All lines in the records that carry the string "telephone" are to be shown.
---------- Data under study ----------
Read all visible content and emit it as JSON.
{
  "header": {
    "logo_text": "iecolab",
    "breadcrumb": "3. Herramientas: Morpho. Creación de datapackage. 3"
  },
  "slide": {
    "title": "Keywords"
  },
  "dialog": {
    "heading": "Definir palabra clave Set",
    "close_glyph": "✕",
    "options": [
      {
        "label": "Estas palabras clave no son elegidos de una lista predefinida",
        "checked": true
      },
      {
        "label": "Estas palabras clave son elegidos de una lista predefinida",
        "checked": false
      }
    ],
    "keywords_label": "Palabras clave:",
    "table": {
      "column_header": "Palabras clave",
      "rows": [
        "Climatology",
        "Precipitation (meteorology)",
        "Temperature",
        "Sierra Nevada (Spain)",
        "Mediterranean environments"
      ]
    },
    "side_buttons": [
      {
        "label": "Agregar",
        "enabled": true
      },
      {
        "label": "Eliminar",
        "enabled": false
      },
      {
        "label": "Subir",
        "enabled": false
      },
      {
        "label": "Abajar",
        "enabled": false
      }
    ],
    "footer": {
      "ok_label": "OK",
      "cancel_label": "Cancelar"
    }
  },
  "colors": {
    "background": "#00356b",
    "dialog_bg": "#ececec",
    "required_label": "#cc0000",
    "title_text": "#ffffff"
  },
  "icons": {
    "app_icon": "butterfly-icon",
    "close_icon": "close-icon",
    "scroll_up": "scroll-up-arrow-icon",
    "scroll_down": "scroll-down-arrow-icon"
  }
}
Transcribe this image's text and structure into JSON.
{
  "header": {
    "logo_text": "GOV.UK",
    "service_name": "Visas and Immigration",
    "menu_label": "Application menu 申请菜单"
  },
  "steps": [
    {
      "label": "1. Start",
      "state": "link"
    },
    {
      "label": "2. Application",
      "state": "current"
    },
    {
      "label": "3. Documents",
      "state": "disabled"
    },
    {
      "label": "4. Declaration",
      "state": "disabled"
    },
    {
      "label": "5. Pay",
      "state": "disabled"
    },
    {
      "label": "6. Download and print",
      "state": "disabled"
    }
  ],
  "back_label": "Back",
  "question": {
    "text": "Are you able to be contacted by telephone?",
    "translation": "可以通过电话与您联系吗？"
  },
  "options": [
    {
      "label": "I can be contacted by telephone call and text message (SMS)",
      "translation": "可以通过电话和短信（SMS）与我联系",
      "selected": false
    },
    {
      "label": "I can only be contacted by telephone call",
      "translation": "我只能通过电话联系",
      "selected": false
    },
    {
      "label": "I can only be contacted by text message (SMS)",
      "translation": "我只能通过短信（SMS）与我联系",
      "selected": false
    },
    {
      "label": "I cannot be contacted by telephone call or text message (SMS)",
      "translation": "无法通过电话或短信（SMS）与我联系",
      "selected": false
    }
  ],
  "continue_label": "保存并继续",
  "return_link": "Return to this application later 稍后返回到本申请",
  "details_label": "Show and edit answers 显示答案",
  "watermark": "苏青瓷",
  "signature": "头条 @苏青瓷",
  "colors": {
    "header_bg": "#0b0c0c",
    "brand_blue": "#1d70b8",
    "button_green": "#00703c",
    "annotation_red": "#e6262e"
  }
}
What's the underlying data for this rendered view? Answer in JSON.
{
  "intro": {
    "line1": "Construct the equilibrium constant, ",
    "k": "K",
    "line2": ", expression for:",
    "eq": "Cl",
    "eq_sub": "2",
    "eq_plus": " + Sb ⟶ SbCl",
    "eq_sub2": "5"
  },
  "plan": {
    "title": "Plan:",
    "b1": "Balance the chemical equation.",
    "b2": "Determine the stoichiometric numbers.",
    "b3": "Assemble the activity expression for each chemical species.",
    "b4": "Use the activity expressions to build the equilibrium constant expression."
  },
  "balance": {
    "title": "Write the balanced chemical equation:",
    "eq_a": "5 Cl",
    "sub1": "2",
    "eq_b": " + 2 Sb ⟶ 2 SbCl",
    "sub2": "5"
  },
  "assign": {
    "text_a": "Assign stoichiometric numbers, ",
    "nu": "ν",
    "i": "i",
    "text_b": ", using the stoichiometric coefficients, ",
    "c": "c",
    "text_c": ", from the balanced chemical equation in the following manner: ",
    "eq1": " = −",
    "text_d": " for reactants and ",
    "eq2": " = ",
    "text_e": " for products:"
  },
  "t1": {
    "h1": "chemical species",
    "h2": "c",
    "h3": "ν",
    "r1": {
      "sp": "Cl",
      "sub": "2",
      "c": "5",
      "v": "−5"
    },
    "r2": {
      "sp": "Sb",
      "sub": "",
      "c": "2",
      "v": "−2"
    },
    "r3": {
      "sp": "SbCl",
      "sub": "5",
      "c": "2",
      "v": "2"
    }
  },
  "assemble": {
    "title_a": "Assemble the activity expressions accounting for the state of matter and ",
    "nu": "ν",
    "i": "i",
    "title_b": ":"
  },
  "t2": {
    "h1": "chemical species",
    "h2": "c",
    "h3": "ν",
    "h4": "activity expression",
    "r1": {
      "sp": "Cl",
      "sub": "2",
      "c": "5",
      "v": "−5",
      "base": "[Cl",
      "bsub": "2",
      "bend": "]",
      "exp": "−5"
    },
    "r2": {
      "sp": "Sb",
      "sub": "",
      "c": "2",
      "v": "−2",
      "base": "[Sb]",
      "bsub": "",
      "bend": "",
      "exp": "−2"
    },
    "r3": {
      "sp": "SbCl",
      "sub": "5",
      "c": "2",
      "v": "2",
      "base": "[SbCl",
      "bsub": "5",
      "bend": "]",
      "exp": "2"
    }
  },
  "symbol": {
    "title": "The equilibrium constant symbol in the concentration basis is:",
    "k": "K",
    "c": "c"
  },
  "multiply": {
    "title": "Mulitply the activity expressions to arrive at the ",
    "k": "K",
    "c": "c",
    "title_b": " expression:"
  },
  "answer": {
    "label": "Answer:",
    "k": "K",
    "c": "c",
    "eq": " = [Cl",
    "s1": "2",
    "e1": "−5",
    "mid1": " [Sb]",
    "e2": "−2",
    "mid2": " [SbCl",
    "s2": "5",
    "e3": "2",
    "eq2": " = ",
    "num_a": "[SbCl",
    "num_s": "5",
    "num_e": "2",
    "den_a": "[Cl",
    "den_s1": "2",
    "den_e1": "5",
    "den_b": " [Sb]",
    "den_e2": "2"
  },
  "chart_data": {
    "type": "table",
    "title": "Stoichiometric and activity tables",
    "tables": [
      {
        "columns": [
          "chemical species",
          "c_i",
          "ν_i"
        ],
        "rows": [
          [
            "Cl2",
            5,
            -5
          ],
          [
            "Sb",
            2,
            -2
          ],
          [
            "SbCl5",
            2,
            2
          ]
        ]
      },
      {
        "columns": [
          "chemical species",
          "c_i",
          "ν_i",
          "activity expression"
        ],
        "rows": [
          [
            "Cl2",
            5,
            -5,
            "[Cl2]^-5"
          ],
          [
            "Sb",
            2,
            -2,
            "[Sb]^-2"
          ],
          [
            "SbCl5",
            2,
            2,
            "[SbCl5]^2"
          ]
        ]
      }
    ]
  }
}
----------
## Result of this exercise:
    "text": "Are you able to be contacted by telephone?",
      "label": "I can be contacted by telephone call and text message (SMS)",
      "label": "I can only be contacted by telephone call",
      "label": "I cannot be contacted by telephone call or text message (SMS)",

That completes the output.